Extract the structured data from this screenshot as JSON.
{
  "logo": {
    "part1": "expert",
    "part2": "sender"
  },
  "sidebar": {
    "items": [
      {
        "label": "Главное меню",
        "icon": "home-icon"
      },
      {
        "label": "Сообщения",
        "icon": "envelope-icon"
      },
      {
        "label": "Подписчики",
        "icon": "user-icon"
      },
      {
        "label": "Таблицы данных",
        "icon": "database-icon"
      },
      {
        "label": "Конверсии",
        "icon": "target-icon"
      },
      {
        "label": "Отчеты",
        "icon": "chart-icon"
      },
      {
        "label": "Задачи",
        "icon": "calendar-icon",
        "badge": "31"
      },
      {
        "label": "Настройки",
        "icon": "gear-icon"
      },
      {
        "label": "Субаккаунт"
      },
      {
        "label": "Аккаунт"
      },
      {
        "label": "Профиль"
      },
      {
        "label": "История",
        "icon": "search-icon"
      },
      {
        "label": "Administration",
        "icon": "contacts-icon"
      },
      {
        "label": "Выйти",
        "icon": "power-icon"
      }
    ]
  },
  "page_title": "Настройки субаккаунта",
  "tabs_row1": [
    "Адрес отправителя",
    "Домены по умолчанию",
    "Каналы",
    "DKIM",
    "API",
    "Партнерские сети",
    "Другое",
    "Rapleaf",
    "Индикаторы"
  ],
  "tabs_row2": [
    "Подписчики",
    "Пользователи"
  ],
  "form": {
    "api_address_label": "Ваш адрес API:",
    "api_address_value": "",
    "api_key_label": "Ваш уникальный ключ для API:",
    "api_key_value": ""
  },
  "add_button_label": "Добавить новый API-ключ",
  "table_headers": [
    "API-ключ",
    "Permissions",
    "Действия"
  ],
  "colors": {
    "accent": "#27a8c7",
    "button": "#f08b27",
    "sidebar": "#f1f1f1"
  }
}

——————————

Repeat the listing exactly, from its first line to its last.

Extract the structured data from this screenshot as JSON.
{
  "logo": {
    "part1": "expert",
    "part2": "sender"
  },
  "sidebar": {
    "items": [
      {
        "label": "Главное меню",
        "icon": "home-icon"
      },
      {
        "label": "Сообщения",
        "icon": "envelope-icon"
      },
      {
        "label": "Подписчики",
        "icon": "user-icon"
      },
      {
        "label": "Таблицы данных",
        "icon": "database-icon"
      },
      {
        "label": "Конверсии",
        "icon": "target-icon"
      },
      {
        "label": "Отчеты",
        "icon": "chart-icon"
      },
      {
        "label": "Задачи",
        "icon": "calendar-icon",
        "badge": "31"
      },
      {
        "label": "Настройки",
        "icon": "gear-icon"
      },
      {
        "label": "Субаккаунт"
      },
      {
        "label": "Аккаунт"
      },
      {
        "label": "Профиль"
      },
      {
        "label": "История",
        "icon": "search-icon"
      },
      {
        "label": "Administration",
        "icon": "contacts-icon"
      },
      {
        "label": "Выйти",
        "icon": "power-icon"
      }
    ]
  },
  "page_title": "Настройки субаккаунта",
  "tabs_row1": [
    "Адрес отправителя",
    "Домены по умолчанию",
    "Каналы",
    "DKIM",
    "API",
    "Партнерские сети",
    "Другое",
    "Rapleaf",
    "Индикаторы"
  ],
  "tabs_row2": [
    "Подписчики",
    "Пользователи"
  ],
  "form": {
    "api_address_label": "Ваш адрес API:",
    "api_address_value": "",
    "api_key_label": "Ваш уникальный ключ для API:",
    "api_key_value": ""
  },
  "add_button_label": "Добавить новый API-ключ",
  "table_headers": [
    "API-ключ",
    "Permissions",
    "Действия"
  ],
  "colors": {
    "accent": "#27a8c7",
    "button": "#f08b27",
    "sidebar": "#f1f1f1"
  }
}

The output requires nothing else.